Extracted data entries
—————

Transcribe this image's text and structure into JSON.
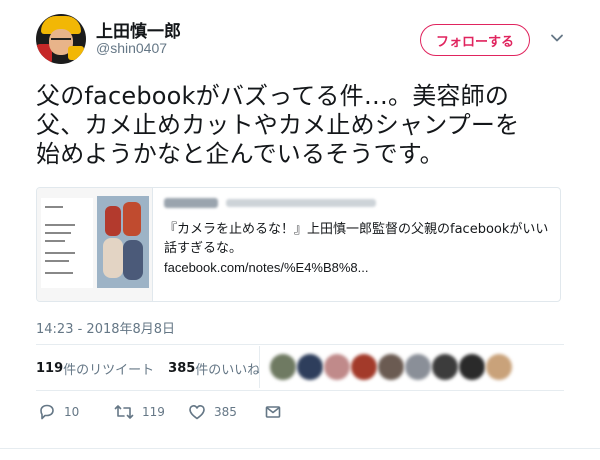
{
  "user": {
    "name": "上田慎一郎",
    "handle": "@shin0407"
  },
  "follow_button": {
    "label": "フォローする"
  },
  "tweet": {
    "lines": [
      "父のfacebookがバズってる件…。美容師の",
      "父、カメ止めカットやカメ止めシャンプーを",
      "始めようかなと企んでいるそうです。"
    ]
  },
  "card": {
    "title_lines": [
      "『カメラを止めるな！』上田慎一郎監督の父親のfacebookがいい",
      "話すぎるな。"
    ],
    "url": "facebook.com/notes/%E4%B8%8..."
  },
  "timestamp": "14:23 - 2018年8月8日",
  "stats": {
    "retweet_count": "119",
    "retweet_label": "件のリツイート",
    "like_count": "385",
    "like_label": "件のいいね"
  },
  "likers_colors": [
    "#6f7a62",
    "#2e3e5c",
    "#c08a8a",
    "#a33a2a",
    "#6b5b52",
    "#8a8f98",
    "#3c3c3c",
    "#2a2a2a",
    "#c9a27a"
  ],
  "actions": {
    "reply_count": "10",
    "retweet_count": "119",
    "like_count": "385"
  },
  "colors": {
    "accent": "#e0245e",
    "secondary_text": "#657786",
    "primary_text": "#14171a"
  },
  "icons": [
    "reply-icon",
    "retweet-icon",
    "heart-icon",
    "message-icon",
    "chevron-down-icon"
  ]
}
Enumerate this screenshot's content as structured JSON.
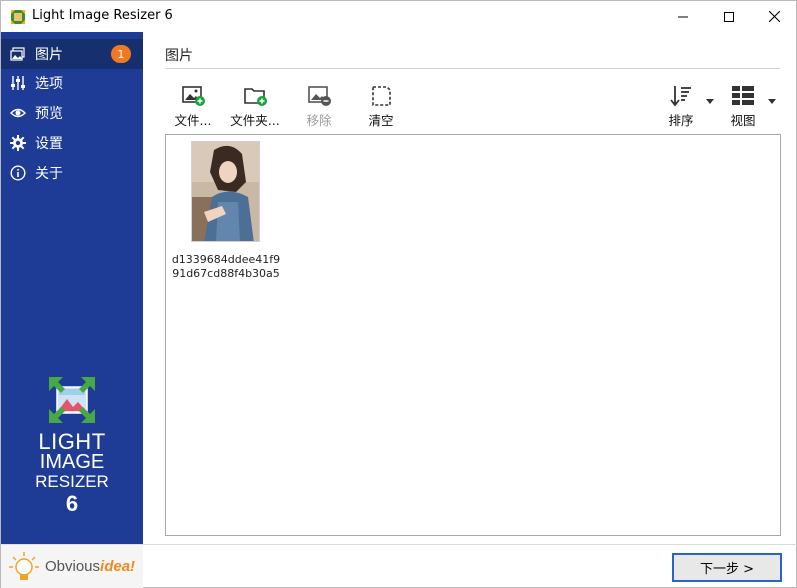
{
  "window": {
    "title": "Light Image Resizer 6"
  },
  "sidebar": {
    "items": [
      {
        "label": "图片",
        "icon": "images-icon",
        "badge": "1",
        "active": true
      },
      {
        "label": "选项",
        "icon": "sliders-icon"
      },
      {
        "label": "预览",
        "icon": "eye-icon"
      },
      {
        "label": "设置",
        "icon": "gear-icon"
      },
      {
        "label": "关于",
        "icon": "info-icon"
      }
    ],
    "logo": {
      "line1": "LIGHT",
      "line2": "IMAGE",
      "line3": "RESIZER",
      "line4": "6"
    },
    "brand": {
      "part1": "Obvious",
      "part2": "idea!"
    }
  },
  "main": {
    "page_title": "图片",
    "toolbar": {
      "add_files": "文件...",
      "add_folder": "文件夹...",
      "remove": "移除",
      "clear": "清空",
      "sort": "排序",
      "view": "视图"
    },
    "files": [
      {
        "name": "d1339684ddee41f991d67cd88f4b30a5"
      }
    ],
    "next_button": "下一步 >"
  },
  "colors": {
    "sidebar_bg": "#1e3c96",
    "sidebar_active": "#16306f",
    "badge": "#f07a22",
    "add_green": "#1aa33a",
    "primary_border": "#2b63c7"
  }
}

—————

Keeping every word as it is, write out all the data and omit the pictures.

(Output for this task):
Transcribe this image's text and structure into JSON.
{
  "user": {
    "name": "上田慎一郎",
    "handle": "@shin0407"
  },
  "follow_button": {
    "label": "フォローする"
  },
  "tweet": {
    "lines": [
      "父のfacebookがバズってる件…。美容師の",
      "父、カメ止めカットやカメ止めシャンプーを",
      "始めようかなと企んでいるそうです。"
    ]
  },
  "card": {
    "title_lines": [
      "『カメラを止めるな！』上田慎一郎監督の父親のfacebookがいい",
      "話すぎるな。"
    ],
    "url": "facebook.com/notes/%E4%B8%8..."
  },
  "timestamp": "14:23 - 2018年8月8日",
  "stats": {
    "retweet_count": "119",
    "retweet_label": "件のリツイート",
    "like_count": "385",
    "like_label": "件のいいね"
  },
  "likers_colors": [
    "#6f7a62",
    "#2e3e5c",
    "#c08a8a",
    "#a33a2a",
    "#6b5b52",
    "#8a8f98",
    "#3c3c3c",
    "#2a2a2a",
    "#c9a27a"
  ],
  "actions": {
    "reply_count": "10",
    "retweet_count": "119",
    "like_count": "385"
  },
  "colors": {
    "accent": "#e0245e",
    "secondary_text": "#657786",
    "primary_text": "#14171a"
  },
  "icons": [
    "reply-icon",
    "retweet-icon",
    "heart-icon",
    "message-icon",
    "chevron-down-icon"
  ]
}
Enumerate this screenshot's content as structured JSON.
{
  "window": {
    "title": "Light Image Resizer 6"
  },
  "sidebar": {
    "items": [
      {
        "label": "图片",
        "icon": "images-icon",
        "badge": "1",
        "active": true
      },
      {
        "label": "选项",
        "icon": "sliders-icon"
      },
      {
        "label": "预览",
        "icon": "eye-icon"
      },
      {
        "label": "设置",
        "icon": "gear-icon"
      },
      {
        "label": "关于",
        "icon": "info-icon"
      }
    ],
    "logo": {
      "line1": "LIGHT",
      "line2": "IMAGE",
      "line3": "RESIZER",
      "line4": "6"
    },
    "brand": {
      "part1": "Obvious",
      "part2": "idea!"
    }
  },
  "main": {
    "page_title": "图片",
    "toolbar": {
      "add_files": "文件...",
      "add_folder": "文件夹...",
      "remove": "移除",
      "clear": "清空",
      "sort": "排序",
      "view": "视图"
    },
    "files": [
      {
        "name": "d1339684ddee41f991d67cd88f4b30a5"
      }
    ],
    "next_button": "下一步 >"
  },
  "colors": {
    "sidebar_bg": "#1e3c96",
    "sidebar_active": "#16306f",
    "badge": "#f07a22",
    "add_green": "#1aa33a",
    "primary_border": "#2b63c7"
  }
}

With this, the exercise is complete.